Hillary Clinton is running for president.

That simple sentence is one that the political-media complex seems incapable of uttering though evidence is sprinkled absolutely everywhere — including in comments from Clinton herself — that she will be a candidate in 2016.

Consider this:

●Ready for Hillary, a super PAC designed to pave the way for her eventual bid, began as a quasi-lark by some well-meaning supporters. Today, it has all the looks of a sort of holding tank for top Hillary campaign talent, including old allies (Harold Ickes) to new ones (Obama-ites Mitch Stewart and Jeremy Bird). Operatives of that level — and in Ickes’s case that close to Clinton — don’t sign on to a flight of fancy.

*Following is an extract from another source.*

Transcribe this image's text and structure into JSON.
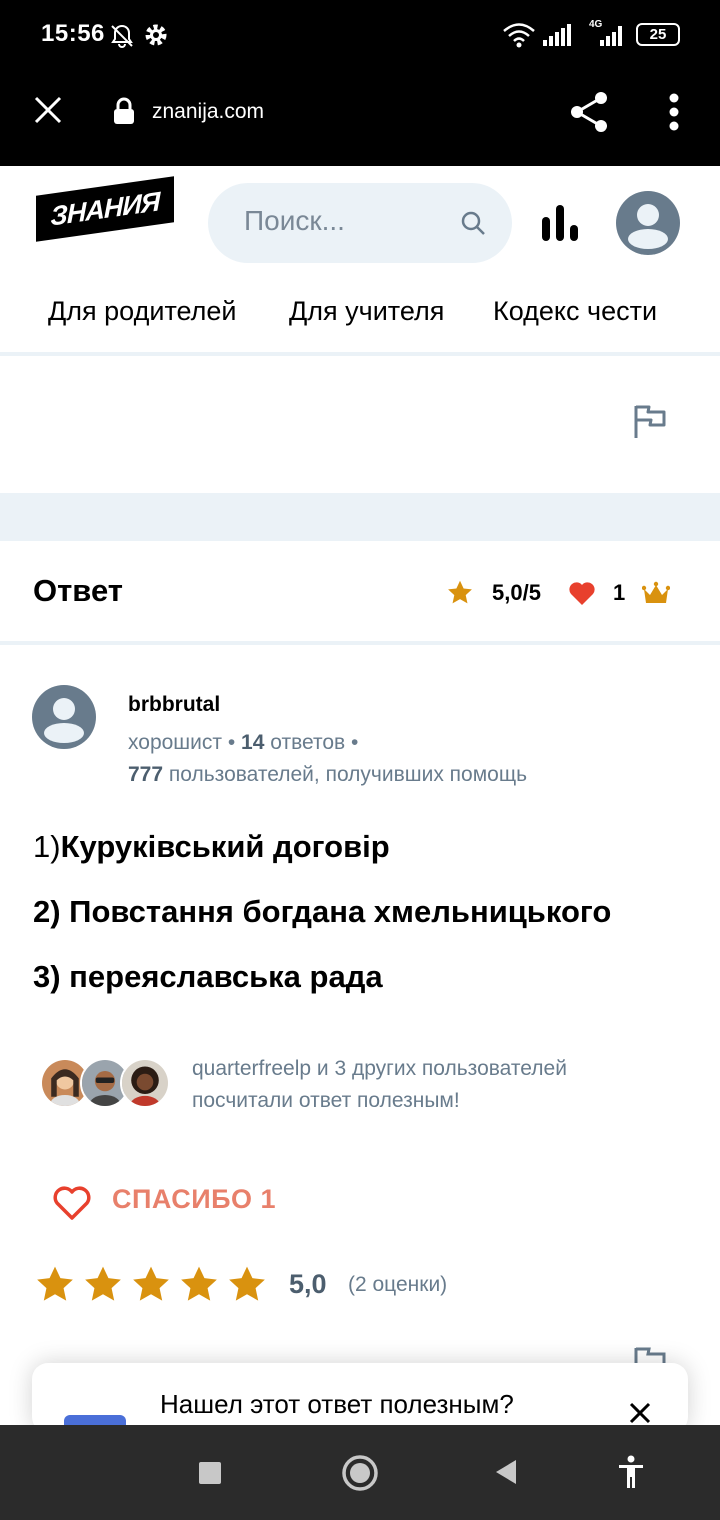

●Serious people are endorsing her. Last month, Sen. Timothy M. Kaine (Va.) — the first elected official to back then-Sen. Barack Obama’s 2008 presidential candidacy — pledged his support to Clinton, calling her the “right person for the job.” Kaine’s endorsement follows public pledges of support from Sen. Charles E. Schumer (N.Y.), the odds-on favorite to be the next Democratic leader in the Senate, and Sen. Claire McCaskill (Mo.), an early and ardent backer of Obama in 2008. There’s no way that Kaine decided to endorse Clinton’s candidacy unless he’s received pretty strong indications that she’s going to be a candidate.

Half of all Americans are dissatisfied with Hillary Clinton's handling of the Benghazi attacks. And yet a clear majority still think she's a strong leader; and most democrats would vote for her. (Jeff Simon/The Washington Post)

●The attempt to positively frame Clinton’s negatives has begun. When Karl Rove, the Republican strategist and former adviser to George W. Bush, suggested that Clinton suffered a major brain injury at the end of 2012, the response from Clintonworld — up to and including Bill Clinton — was swift and designed to do one thing: make clear to anyone listening that she is in perfect health. The leak last week of a chapter on the 2012 Benghazi attacks from her new memoir to Politico’s Maggie Haberman was designed to ensure that the recounting received maximum attention — and got her side of the story out amid ongoing attacks from Republicans on the circumstances surrounding the attacks in the Libyan city. “I will not be a part of a political slugfest on the backs of dead Americans,” Clinton writes of Benghazi in “Hard Choices,” a line you can expect to hear lots more over the next two years.

●“Hard Choices” is a campaign book. Clinton’s memoir of her time as secretary of state is not the sort of tell-all, speak-truth-to-power memoir that an elected or appointed official writes when her time in office (or running for office) is over. Michiko Kakutani writes in the New York Times book review of “Hard Choices”: “This volume is very much the work of someone who is keeping all her political options open — and who would like to be known not only for mastering the art of diplomacy, but also for having the policy chops to become chooser-in-chief.” In case you missed that message, Clinton herself closes the book thusly: “The time for another hard choice will come soon enough.” Eh — see what she did there?

So, why does Clinton want to preserve the thinnest patina of the idea that she might not actually run, and why does everyone seem okay with that — even though every shred of evidence points to a bid? The first question is easier to answer than the second.

For Clinton, there’s absolutely no reason — or benefit — to formally declaring her candidacy anytime soon. She is such a heavy favorite for the Democratic nomination that nothing in the contest will move until she does. Plus, she is already universally known and, according to new Washington Post-ABC News polling, well-liked by Democratic voters. The longer Clinton can avoid looking overly political — while still accruing all the advantages of her front-runner status — the better her chances in the general election. She and her team know that well.

As for why Clinton is still covered as a potential candidate rather than a full-fledged one, the simple truth is that until she announces her intentions in some sort of public way, there is always the possibility — albeit a very, very slim one at this point — that she won’t run. And past history suggests that all-but-announced candidacies are not the same thing as fully announced ones; in 1992, then-New York Gov. Mario Cuomo was widely expected to run — there was a jet waiting to take him to New Hampshire from Albany that he spurned! — as was then-Virginia Gov. Mark Warner in 2008.

Still, even with that history of sure-things-that-weren’t and the widespread belief that Clinton has not made a final call on the race, there is every indication that she is running for president at the moment. Running for the office in that she is readying a campaign team, building out policy proposals — she delivered a stem-winder touting a populist economic message last month in front of the New America Foundation — and framing her negatives in the best possible light.

Clinton’s next “hard choice” doesn’t seem all that hard.